_EXERCISE OBJECTIVE:_
Return all the data verbatim but without images.

_DATA FOR THIS EXERCISE:_

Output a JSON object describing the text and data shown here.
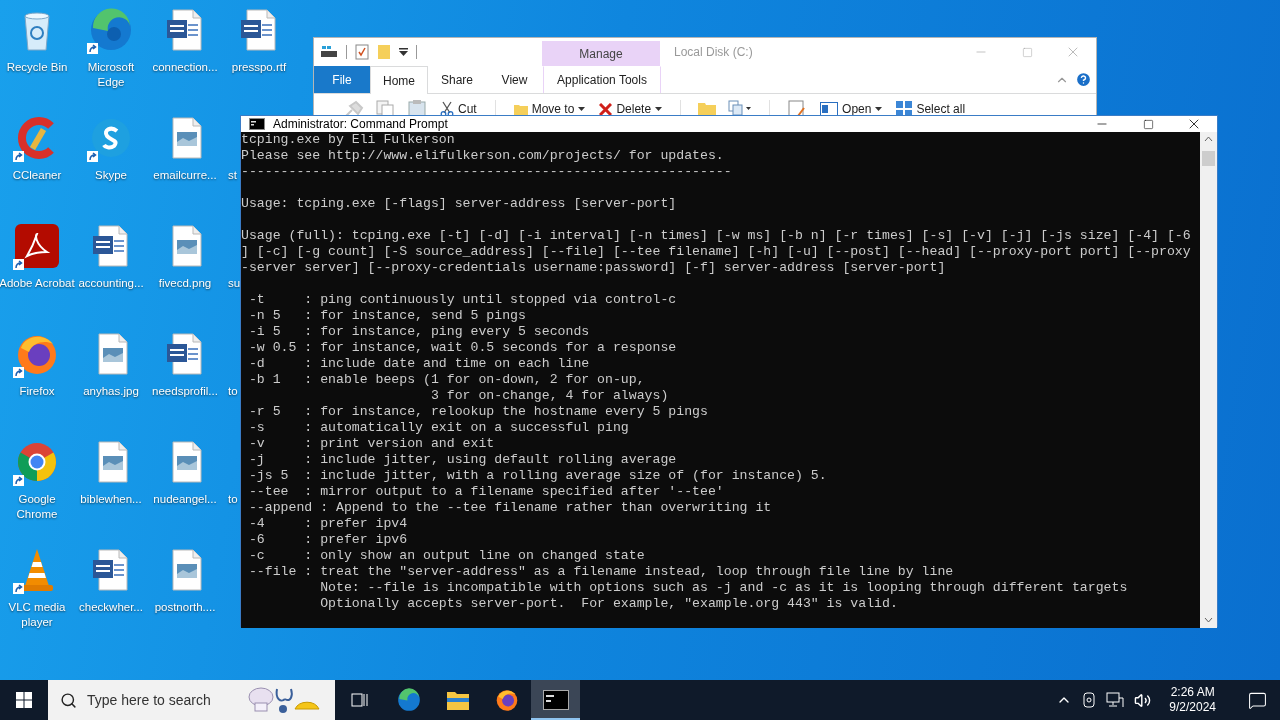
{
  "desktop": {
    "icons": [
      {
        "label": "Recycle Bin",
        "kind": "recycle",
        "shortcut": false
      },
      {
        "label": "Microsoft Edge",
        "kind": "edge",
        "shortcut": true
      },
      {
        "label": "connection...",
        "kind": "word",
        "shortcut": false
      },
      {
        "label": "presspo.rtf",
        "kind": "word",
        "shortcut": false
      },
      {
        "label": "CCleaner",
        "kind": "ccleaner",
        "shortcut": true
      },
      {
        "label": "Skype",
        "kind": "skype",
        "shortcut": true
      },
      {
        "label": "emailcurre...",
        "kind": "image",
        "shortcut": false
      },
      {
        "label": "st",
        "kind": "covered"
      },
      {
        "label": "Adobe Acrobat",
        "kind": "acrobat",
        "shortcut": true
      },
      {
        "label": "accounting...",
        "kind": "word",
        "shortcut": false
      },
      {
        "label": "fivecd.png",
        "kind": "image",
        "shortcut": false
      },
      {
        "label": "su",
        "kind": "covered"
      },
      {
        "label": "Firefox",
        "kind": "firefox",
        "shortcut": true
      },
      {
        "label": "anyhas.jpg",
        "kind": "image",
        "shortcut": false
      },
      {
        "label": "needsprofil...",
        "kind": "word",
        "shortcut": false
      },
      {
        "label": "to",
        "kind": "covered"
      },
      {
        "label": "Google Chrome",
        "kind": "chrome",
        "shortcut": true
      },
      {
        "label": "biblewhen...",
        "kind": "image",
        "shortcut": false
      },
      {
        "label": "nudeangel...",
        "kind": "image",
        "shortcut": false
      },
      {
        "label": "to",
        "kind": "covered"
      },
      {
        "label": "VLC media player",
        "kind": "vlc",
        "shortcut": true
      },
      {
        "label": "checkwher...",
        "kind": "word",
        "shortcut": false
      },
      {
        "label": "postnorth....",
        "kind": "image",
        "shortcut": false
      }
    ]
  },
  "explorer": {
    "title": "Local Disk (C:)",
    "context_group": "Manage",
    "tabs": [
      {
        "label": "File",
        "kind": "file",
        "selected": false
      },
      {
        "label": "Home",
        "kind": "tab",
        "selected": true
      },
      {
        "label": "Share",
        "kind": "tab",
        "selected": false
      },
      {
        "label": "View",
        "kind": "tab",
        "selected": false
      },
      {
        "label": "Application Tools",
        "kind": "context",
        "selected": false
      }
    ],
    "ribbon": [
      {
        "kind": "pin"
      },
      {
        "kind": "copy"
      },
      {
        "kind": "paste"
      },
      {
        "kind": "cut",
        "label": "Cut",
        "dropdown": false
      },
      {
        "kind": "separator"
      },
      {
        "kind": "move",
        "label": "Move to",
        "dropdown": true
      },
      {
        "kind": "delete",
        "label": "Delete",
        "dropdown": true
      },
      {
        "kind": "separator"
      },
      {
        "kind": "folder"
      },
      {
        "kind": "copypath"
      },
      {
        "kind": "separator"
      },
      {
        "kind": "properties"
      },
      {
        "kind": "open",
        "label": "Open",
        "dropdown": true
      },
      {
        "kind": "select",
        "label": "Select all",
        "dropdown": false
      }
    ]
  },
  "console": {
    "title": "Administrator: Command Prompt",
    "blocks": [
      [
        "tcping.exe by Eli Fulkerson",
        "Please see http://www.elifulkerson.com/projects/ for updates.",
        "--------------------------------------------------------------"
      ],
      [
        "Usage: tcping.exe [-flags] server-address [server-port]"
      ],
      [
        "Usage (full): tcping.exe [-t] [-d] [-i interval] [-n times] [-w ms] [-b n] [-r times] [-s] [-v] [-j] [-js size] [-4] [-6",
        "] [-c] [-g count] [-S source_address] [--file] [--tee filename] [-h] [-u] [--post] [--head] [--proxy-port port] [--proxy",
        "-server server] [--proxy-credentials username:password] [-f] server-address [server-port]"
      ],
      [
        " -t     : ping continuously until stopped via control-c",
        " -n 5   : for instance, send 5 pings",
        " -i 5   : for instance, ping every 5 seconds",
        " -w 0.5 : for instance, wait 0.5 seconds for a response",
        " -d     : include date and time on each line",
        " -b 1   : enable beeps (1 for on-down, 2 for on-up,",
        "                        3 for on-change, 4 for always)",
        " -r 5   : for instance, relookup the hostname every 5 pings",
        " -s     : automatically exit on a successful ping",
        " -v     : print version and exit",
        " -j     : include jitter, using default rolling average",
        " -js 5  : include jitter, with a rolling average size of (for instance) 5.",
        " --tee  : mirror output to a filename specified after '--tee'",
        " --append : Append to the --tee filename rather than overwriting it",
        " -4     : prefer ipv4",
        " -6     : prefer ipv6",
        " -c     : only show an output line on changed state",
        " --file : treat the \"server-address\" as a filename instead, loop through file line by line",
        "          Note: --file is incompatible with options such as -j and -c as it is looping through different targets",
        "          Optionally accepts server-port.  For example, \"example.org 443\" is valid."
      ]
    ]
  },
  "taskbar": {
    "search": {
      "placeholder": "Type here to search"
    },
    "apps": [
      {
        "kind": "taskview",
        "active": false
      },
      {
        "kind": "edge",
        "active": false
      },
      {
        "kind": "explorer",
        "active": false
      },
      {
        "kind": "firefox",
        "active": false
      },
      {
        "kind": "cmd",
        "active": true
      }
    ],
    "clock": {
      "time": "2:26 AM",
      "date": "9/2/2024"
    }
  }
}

_SOLUTION FOR THIS PROBLEM:_
Output a JSON object describing the text and data shown here.
{
  "desktop": {
    "icons": [
      {
        "label": "Recycle Bin",
        "kind": "recycle",
        "shortcut": false
      },
      {
        "label": "Microsoft Edge",
        "kind": "edge",
        "shortcut": true
      },
      {
        "label": "connection...",
        "kind": "word",
        "shortcut": false
      },
      {
        "label": "presspo.rtf",
        "kind": "word",
        "shortcut": false
      },
      {
        "label": "CCleaner",
        "kind": "ccleaner",
        "shortcut": true
      },
      {
        "label": "Skype",
        "kind": "skype",
        "shortcut": true
      },
      {
        "label": "emailcurre...",
        "kind": "image",
        "shortcut": false
      },
      {
        "label": "st",
        "kind": "covered"
      },
      {
        "label": "Adobe Acrobat",
        "kind": "acrobat",
        "shortcut": true
      },
      {
        "label": "accounting...",
        "kind": "word",
        "shortcut": false
      },
      {
        "label": "fivecd.png",
        "kind": "image",
        "shortcut": false
      },
      {
        "label": "su",
        "kind": "covered"
      },
      {
        "label": "Firefox",
        "kind": "firefox",
        "shortcut": true
      },
      {
        "label": "anyhas.jpg",
        "kind": "image",
        "shortcut": false
      },
      {
        "label": "needsprofil...",
        "kind": "word",
        "shortcut": false
      },
      {
        "label": "to",
        "kind": "covered"
      },
      {
        "label": "Google Chrome",
        "kind": "chrome",
        "shortcut": true
      },
      {
        "label": "biblewhen...",
        "kind": "image",
        "shortcut": false
      },
      {
        "label": "nudeangel...",
        "kind": "image",
        "shortcut": false
      },
      {
        "label": "to",
        "kind": "covered"
      },
      {
        "label": "VLC media player",
        "kind": "vlc",
        "shortcut": true
      },
      {
        "label": "checkwher...",
        "kind": "word",
        "shortcut": false
      },
      {
        "label": "postnorth....",
        "kind": "image",
        "shortcut": false
      }
    ]
  },
  "explorer": {
    "title": "Local Disk (C:)",
    "context_group": "Manage",
    "tabs": [
      {
        "label": "File",
        "kind": "file",
        "selected": false
      },
      {
        "label": "Home",
        "kind": "tab",
        "selected": true
      },
      {
        "label": "Share",
        "kind": "tab",
        "selected": false
      },
      {
        "label": "View",
        "kind": "tab",
        "selected": false
      },
      {
        "label": "Application Tools",
        "kind": "context",
        "selected": false
      }
    ],
    "ribbon": [
      {
        "kind": "pin"
      },
      {
        "kind": "copy"
      },
      {
        "kind": "paste"
      },
      {
        "kind": "cut",
        "label": "Cut",
        "dropdown": false
      },
      {
        "kind": "separator"
      },
      {
        "kind": "move",
        "label": "Move to",
        "dropdown": true
      },
      {
        "kind": "delete",
        "label": "Delete",
        "dropdown": true
      },
      {
        "kind": "separator"
      },
      {
        "kind": "folder"
      },
      {
        "kind": "copypath"
      },
      {
        "kind": "separator"
      },
      {
        "kind": "properties"
      },
      {
        "kind": "open",
        "label": "Open",
        "dropdown": true
      },
      {
        "kind": "select",
        "label": "Select all",
        "dropdown": false
      }
    ]
  },
  "console": {
    "title": "Administrator: Command Prompt",
    "blocks": [
      [
        "tcping.exe by Eli Fulkerson",
        "Please see http://www.elifulkerson.com/projects/ for updates.",
        "--------------------------------------------------------------"
      ],
      [
        "Usage: tcping.exe [-flags] server-address [server-port]"
      ],
      [
        "Usage (full): tcping.exe [-t] [-d] [-i interval] [-n times] [-w ms] [-b n] [-r times] [-s] [-v] [-j] [-js size] [-4] [-6",
        "] [-c] [-g count] [-S source_address] [--file] [--tee filename] [-h] [-u] [--post] [--head] [--proxy-port port] [--proxy",
        "-server server] [--proxy-credentials username:password] [-f] server-address [server-port]"
      ],
      [
        " -t     : ping continuously until stopped via control-c",
        " -n 5   : for instance, send 5 pings",
        " -i 5   : for instance, ping every 5 seconds",
        " -w 0.5 : for instance, wait 0.5 seconds for a response",
        " -d     : include date and time on each line",
        " -b 1   : enable beeps (1 for on-down, 2 for on-up,",
        "                        3 for on-change, 4 for always)",
        " -r 5   : for instance, relookup the hostname every 5 pings",
        " -s     : automatically exit on a successful ping",
        " -v     : print version and exit",
        " -j     : include jitter, using default rolling average",
        " -js 5  : include jitter, with a rolling average size of (for instance) 5.",
        " --tee  : mirror output to a filename specified after '--tee'",
        " --append : Append to the --tee filename rather than overwriting it",
        " -4     : prefer ipv4",
        " -6     : prefer ipv6",
        " -c     : only show an output line on changed state",
        " --file : treat the \"server-address\" as a filename instead, loop through file line by line",
        "          Note: --file is incompatible with options such as -j and -c as it is looping through different targets",
        "          Optionally accepts server-port.  For example, \"example.org 443\" is valid."
      ]
    ]
  },
  "taskbar": {
    "search": {
      "placeholder": "Type here to search"
    },
    "apps": [
      {
        "kind": "taskview",
        "active": false
      },
      {
        "kind": "edge",
        "active": false
      },
      {
        "kind": "explorer",
        "active": false
      },
      {
        "kind": "firefox",
        "active": false
      },
      {
        "kind": "cmd",
        "active": true
      }
    ],
    "clock": {
      "time": "2:26 AM",
      "date": "9/2/2024"
    }
  }
}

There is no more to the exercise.